We must be careful then to grasp at the correct story. The story we choose to inhabit is important. It is profound because it affects how we conceive of ourselves and how we interact with the world we live in. And if we are to love God with all our minds, one of the first duties of a Christian is to be attentive and aware of the cultural stories around us. Stories that carry dangerous half-truths or falsehoods destructive to human flourishing.
Stories From Underground
The Russian novelist Fyodor Dostoevsky was particularly conscious to the dangers of an unthinking participation in half-true cultural stories. In his novella Notes from Underground, Dostoevsky speaks through the confessions of an “underground man,” a character who is keenly attentive to one pervasive story in the nineteenth century—that of material naturalism (or scientism). His dissent to this scientific acceptance of life means he is metaphorically living underground, under the floorboards; that is, contrary to the general trend of the rest of society.

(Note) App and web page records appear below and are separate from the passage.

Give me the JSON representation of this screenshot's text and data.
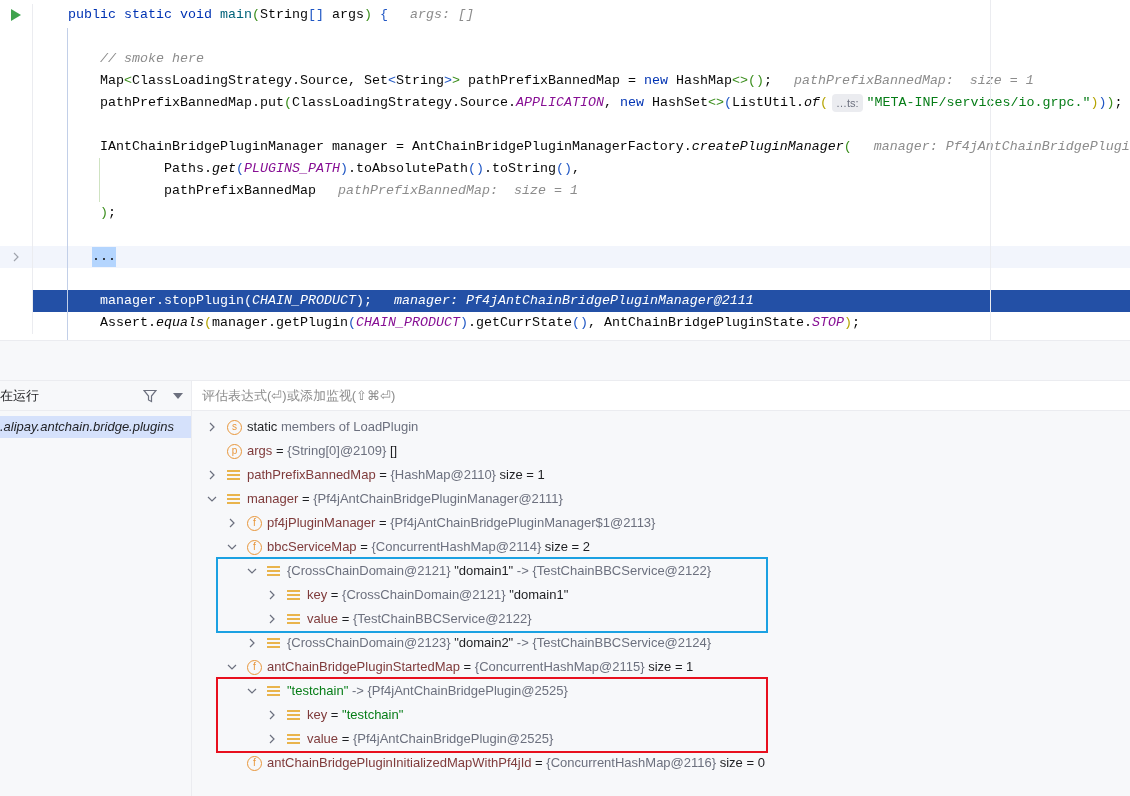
{
  "editor": {
    "lines": [
      {
        "kind": "code",
        "runnable": true,
        "tokens": [
          {
            "kind": "kw",
            "t": "    public static void "
          },
          {
            "kind": "decl",
            "t": "main"
          },
          {
            "kind": "b1",
            "t": "("
          },
          {
            "kind": "id",
            "t": "String"
          },
          {
            "kind": "b2",
            "t": "[]"
          },
          {
            "kind": "id",
            "t": " args"
          },
          {
            "kind": "b1",
            "t": ")"
          },
          {
            "kind": "b2",
            "t": " {"
          },
          {
            "kind": "hint",
            "t": "args: []"
          }
        ]
      },
      {
        "kind": "blank"
      },
      {
        "kind": "code",
        "tokens": [
          {
            "kind": "cm",
            "t": "        // smoke here"
          }
        ]
      },
      {
        "kind": "code",
        "tokens": [
          {
            "kind": "id",
            "t": "        Map"
          },
          {
            "kind": "b1",
            "t": "<"
          },
          {
            "kind": "id",
            "t": "ClassLoadingStrategy.Source, Set"
          },
          {
            "kind": "b2",
            "t": "<"
          },
          {
            "kind": "id",
            "t": "String"
          },
          {
            "kind": "b2",
            "t": ">"
          },
          {
            "kind": "b1",
            "t": ">"
          },
          {
            "kind": "id",
            "t": " pathPrefixBannedMap = "
          },
          {
            "kind": "kw",
            "t": "new"
          },
          {
            "kind": "id",
            "t": " HashMap"
          },
          {
            "kind": "b1",
            "t": "<>()"
          },
          {
            "kind": "id",
            "t": ";"
          },
          {
            "kind": "hint",
            "t": "pathPrefixBannedMap:  size = 1"
          }
        ]
      },
      {
        "kind": "code",
        "tokens": [
          {
            "kind": "id",
            "t": "        pathPrefixBannedMap.put"
          },
          {
            "kind": "b1",
            "t": "("
          },
          {
            "kind": "id",
            "t": "ClassLoadingStrategy.Source."
          },
          {
            "kind": "cst",
            "t": "APPLICATION"
          },
          {
            "kind": "id",
            "t": ", "
          },
          {
            "kind": "kw",
            "t": "new"
          },
          {
            "kind": "id",
            "t": " HashSet"
          },
          {
            "kind": "b1",
            "t": "<>"
          },
          {
            "kind": "b2",
            "t": "("
          },
          {
            "kind": "id",
            "t": "ListUtil."
          },
          {
            "kind": "fn",
            "t": "of"
          },
          {
            "kind": "b3",
            "t": "("
          },
          {
            "kind": "chip",
            "t": "…ts:"
          },
          {
            "kind": "str",
            "t": "\"META-INF/services/io.grpc.\""
          },
          {
            "kind": "b3",
            "t": ")"
          },
          {
            "kind": "b2",
            "t": ")"
          },
          {
            "kind": "b1",
            "t": ")"
          },
          {
            "kind": "id",
            "t": ";"
          }
        ]
      },
      {
        "kind": "blank"
      },
      {
        "kind": "code",
        "tokens": [
          {
            "kind": "id",
            "t": "        IAntChainBridgePluginManager manager = AntChainBridgePluginManagerFactory."
          },
          {
            "kind": "fn",
            "t": "createPluginManager"
          },
          {
            "kind": "b1",
            "t": "("
          },
          {
            "kind": "hint",
            "t": "manager: Pf4jAntChainBridgePlugi"
          }
        ]
      },
      {
        "kind": "code",
        "tokens": [
          {
            "kind": "id",
            "t": "                Paths."
          },
          {
            "kind": "fn",
            "t": "get"
          },
          {
            "kind": "b2",
            "t": "("
          },
          {
            "kind": "cst",
            "t": "PLUGINS_PATH"
          },
          {
            "kind": "b2",
            "t": ")"
          },
          {
            "kind": "id",
            "t": ".toAbsolutePath"
          },
          {
            "kind": "b2",
            "t": "()"
          },
          {
            "kind": "id",
            "t": ".toString"
          },
          {
            "kind": "b2",
            "t": "()"
          },
          {
            "kind": "id",
            "t": ","
          }
        ]
      },
      {
        "kind": "code",
        "tokens": [
          {
            "kind": "id",
            "t": "                pathPrefixBannedMap"
          },
          {
            "kind": "hint",
            "t": "pathPrefixBannedMap:  size = 1"
          }
        ]
      },
      {
        "kind": "code",
        "tokens": [
          {
            "kind": "b1",
            "t": "        )"
          },
          {
            "kind": "id",
            "t": ";"
          }
        ]
      },
      {
        "kind": "blank"
      },
      {
        "kind": "folded",
        "tokens": [
          {
            "kind": "fold",
            "t": "..."
          }
        ]
      },
      {
        "kind": "blank"
      },
      {
        "kind": "current",
        "tokens": [
          {
            "kind": "id",
            "t": "        manager.stopPlugin("
          },
          {
            "kind": "cst",
            "t": "CHAIN_PRODUCT"
          },
          {
            "kind": "id",
            "t": ");"
          },
          {
            "kind": "hint",
            "t": "manager: Pf4jAntChainBridgePluginManager@2111"
          }
        ]
      },
      {
        "kind": "code",
        "tokens": [
          {
            "kind": "id",
            "t": "        Assert."
          },
          {
            "kind": "fn",
            "t": "equals"
          },
          {
            "kind": "b3",
            "t": "("
          },
          {
            "kind": "id",
            "t": "manager.getPlugin"
          },
          {
            "kind": "b2",
            "t": "("
          },
          {
            "kind": "cst",
            "t": "CHAIN_PRODUCT"
          },
          {
            "kind": "b2",
            "t": ")"
          },
          {
            "kind": "id",
            "t": ".getCurrState"
          },
          {
            "kind": "b2",
            "t": "()"
          },
          {
            "kind": "id",
            "t": ", AntChainBridgePluginState."
          },
          {
            "kind": "cst",
            "t": "STOP"
          },
          {
            "kind": "b3",
            "t": ")"
          },
          {
            "kind": "id",
            "t": ";"
          }
        ]
      }
    ]
  },
  "debugger": {
    "frames_header": "在运行",
    "frames": [
      {
        "label": ".alipay.antchain.bridge.plugins",
        "selected": true
      }
    ],
    "evaluate_placeholder": "评估表达式(⏎)或添加监视(⇧⌘⏎)",
    "variables": [
      {
        "kind": "static",
        "badge": "s",
        "expanded": false,
        "parts": [
          {
            "kind": "val",
            "t": "static"
          },
          {
            "kind": "type",
            "t": " members of LoadPlugin"
          }
        ]
      },
      {
        "kind": "param",
        "badge": "p",
        "parts": [
          {
            "kind": "name",
            "t": "args"
          },
          {
            "kind": "val",
            "t": " = "
          },
          {
            "kind": "type",
            "t": "{String[0]@2109}"
          },
          {
            "kind": "val",
            "t": " []"
          }
        ]
      },
      {
        "kind": "entry",
        "expanded": false,
        "parts": [
          {
            "kind": "name",
            "t": "pathPrefixBannedMap"
          },
          {
            "kind": "val",
            "t": " = "
          },
          {
            "kind": "type",
            "t": "{HashMap@2110}"
          },
          {
            "kind": "val",
            "t": "  size = 1"
          }
        ]
      },
      {
        "kind": "entry",
        "expanded": true,
        "parts": [
          {
            "kind": "name",
            "t": "manager"
          },
          {
            "kind": "val",
            "t": " = "
          },
          {
            "kind": "type",
            "t": "{Pf4jAntChainBridgePluginManager@2111}"
          }
        ],
        "children": [
          {
            "kind": "field",
            "badge": "f",
            "expanded": false,
            "parts": [
              {
                "kind": "name",
                "t": "pf4jPluginManager"
              },
              {
                "kind": "val",
                "t": " = "
              },
              {
                "kind": "type",
                "t": "{Pf4jAntChainBridgePluginManager$1@2113}"
              }
            ]
          },
          {
            "kind": "field",
            "badge": "f",
            "expanded": true,
            "parts": [
              {
                "kind": "name",
                "t": "bbcServiceMap"
              },
              {
                "kind": "val",
                "t": " = "
              },
              {
                "kind": "type",
                "t": "{ConcurrentHashMap@2114}"
              },
              {
                "kind": "val",
                "t": "  size = 2"
              }
            ],
            "children": [
              {
                "kind": "entry",
                "expanded": true,
                "color": "#1ba1e2",
                "parts": [
                  {
                    "kind": "type",
                    "t": "{CrossChainDomain@2121}"
                  },
                  {
                    "kind": "val",
                    "t": " \"domain1\""
                  },
                  {
                    "kind": "type",
                    "t": " -> {TestChainBBCService@2122}"
                  }
                ],
                "children": [
                  {
                    "kind": "entry",
                    "expanded": false,
                    "parts": [
                      {
                        "kind": "name",
                        "t": "key"
                      },
                      {
                        "kind": "val",
                        "t": " = "
                      },
                      {
                        "kind": "type",
                        "t": "{CrossChainDomain@2121}"
                      },
                      {
                        "kind": "val",
                        "t": " \"domain1\""
                      }
                    ]
                  },
                  {
                    "kind": "entry",
                    "expanded": false,
                    "parts": [
                      {
                        "kind": "name",
                        "t": "value"
                      },
                      {
                        "kind": "val",
                        "t": " = "
                      },
                      {
                        "kind": "type",
                        "t": "{TestChainBBCService@2122}"
                      }
                    ]
                  }
                ]
              },
              {
                "kind": "entry",
                "expanded": false,
                "parts": [
                  {
                    "kind": "type",
                    "t": "{CrossChainDomain@2123}"
                  },
                  {
                    "kind": "val",
                    "t": " \"domain2\""
                  },
                  {
                    "kind": "type",
                    "t": " -> {TestChainBBCService@2124}"
                  }
                ]
              }
            ]
          },
          {
            "kind": "field",
            "badge": "f",
            "expanded": true,
            "parts": [
              {
                "kind": "name",
                "t": "antChainBridgePluginStartedMap"
              },
              {
                "kind": "val",
                "t": " = "
              },
              {
                "kind": "type",
                "t": "{ConcurrentHashMap@2115}"
              },
              {
                "kind": "val",
                "t": "  size = 1"
              }
            ],
            "children": [
              {
                "kind": "entry",
                "expanded": true,
                "color": "#e8101e",
                "parts": [
                  {
                    "kind": "str",
                    "t": "\"testchain\""
                  },
                  {
                    "kind": "type",
                    "t": " -> {Pf4jAntChainBridgePlugin@2525}"
                  }
                ],
                "children": [
                  {
                    "kind": "entry",
                    "expanded": false,
                    "parts": [
                      {
                        "kind": "name",
                        "t": "key"
                      },
                      {
                        "kind": "val",
                        "t": " = "
                      },
                      {
                        "kind": "str",
                        "t": "\"testchain\""
                      }
                    ]
                  },
                  {
                    "kind": "entry",
                    "expanded": false,
                    "parts": [
                      {
                        "kind": "name",
                        "t": "value"
                      },
                      {
                        "kind": "val",
                        "t": " = "
                      },
                      {
                        "kind": "type",
                        "t": "{Pf4jAntChainBridgePlugin@2525}"
                      }
                    ]
                  }
                ]
              }
            ]
          },
          {
            "kind": "field",
            "badge": "f",
            "parts": [
              {
                "kind": "name",
                "t": "antChainBridgePluginInitializedMapWithPf4jId"
              },
              {
                "kind": "val",
                "t": " = "
              },
              {
                "kind": "type",
                "t": "{ConcurrentHashMap@2116}"
              },
              {
                "kind": "val",
                "t": "  size = 0"
              }
            ]
          }
        ]
      }
    ]
  }
}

The underground man is rebellious. He is decidedly disobedient in that he will not follow the narrative being propagated in his society. Alone in his judgements, the imaginary audience of his monologue are hostile towards his ideas, “the result of heightened consciousness” being that he was “an unwilling scoundrel,” to his peers.i The contempt he experiences has made him spiteful and full of resentment, from which he finds no relief. He discovers consolation neither in the story of scientific rationalism nor in the rejection of it. It’s a bleak picture when not complemented with a grander vision (we will return to his lack of satisfaction and morality in the last article in this series).

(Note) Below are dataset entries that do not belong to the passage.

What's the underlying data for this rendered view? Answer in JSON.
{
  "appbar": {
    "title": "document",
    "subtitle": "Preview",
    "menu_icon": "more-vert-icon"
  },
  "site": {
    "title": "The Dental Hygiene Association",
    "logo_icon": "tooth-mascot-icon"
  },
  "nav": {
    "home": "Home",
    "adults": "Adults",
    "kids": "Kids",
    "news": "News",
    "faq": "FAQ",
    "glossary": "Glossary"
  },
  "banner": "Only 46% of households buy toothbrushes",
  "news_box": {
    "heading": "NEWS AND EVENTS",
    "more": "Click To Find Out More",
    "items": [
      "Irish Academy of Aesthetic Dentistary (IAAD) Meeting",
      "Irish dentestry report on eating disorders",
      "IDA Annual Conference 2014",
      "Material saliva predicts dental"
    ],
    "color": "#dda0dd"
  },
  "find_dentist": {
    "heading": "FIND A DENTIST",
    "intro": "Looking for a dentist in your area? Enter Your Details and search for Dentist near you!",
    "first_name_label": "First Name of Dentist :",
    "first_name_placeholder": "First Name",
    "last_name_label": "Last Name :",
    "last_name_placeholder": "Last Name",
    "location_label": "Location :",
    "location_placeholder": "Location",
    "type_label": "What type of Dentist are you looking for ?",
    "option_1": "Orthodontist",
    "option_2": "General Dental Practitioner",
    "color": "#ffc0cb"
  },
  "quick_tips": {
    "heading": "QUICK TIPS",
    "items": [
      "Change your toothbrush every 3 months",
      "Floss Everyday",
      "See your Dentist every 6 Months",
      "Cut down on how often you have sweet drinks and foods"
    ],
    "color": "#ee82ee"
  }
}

His despondency is difficult to read. And yet, that he is willing to think—to critique the world around him—is a first step in more fully realising the truth of the Christian story. He yearns for something fuller. Something more complete that the story his society plays out. And as he becomes more aware of himself and of his world, his reflections lead him to admit that “even though [the] mind works, yet [the] heart is darkened by depravity, and without a pure heart there cannot be full genuine consciousness.”ii Flourishing of the mind—genuine consciousness—begins in addressing the corruption of the heart. What the underground man touches on is the reality that for life to have its full meaning and purpose, including the life of the mind, the story we inhabit must speak to the heart of wickedness in every human. To love the Lord with all of the mind, sin must first be forgiven.
The underground man’s evaluation shows us that we should not unthinkingly participate in the cultural stories of our age. But he also makes clear the need for a better story. Herein lies an opportunity to take his cue to do the same: analyse our world, and live out a more excellent story.
In this small series, through the observations of the underground man, we will consider two of the foremost competing stories of our time—Modernity and Postmodernity. Then, in the concluding article, thoughtfully equipped with a longing for something greater, we will turn to the Christian vision of a storied reality full of beauty, truth, and meaning.
It is my hope that in doing so we will see not only the failure of every other competing story to direct humanity towards flourishing life, but that already we have the best story there is. A really real story wherein the God of the universe determines to presence himself with his people, and to compel them towards the most glorious, superior and mighty cause: life in Jesus Christ.
The views expressed in this article are those of the author and not necessarily held by everyone at Christ City Church.
i Fyodor Dostoyevsky, Notes from Underground, 7.
ii Fyodor Dostoyevsky, Notes from Underground, 43.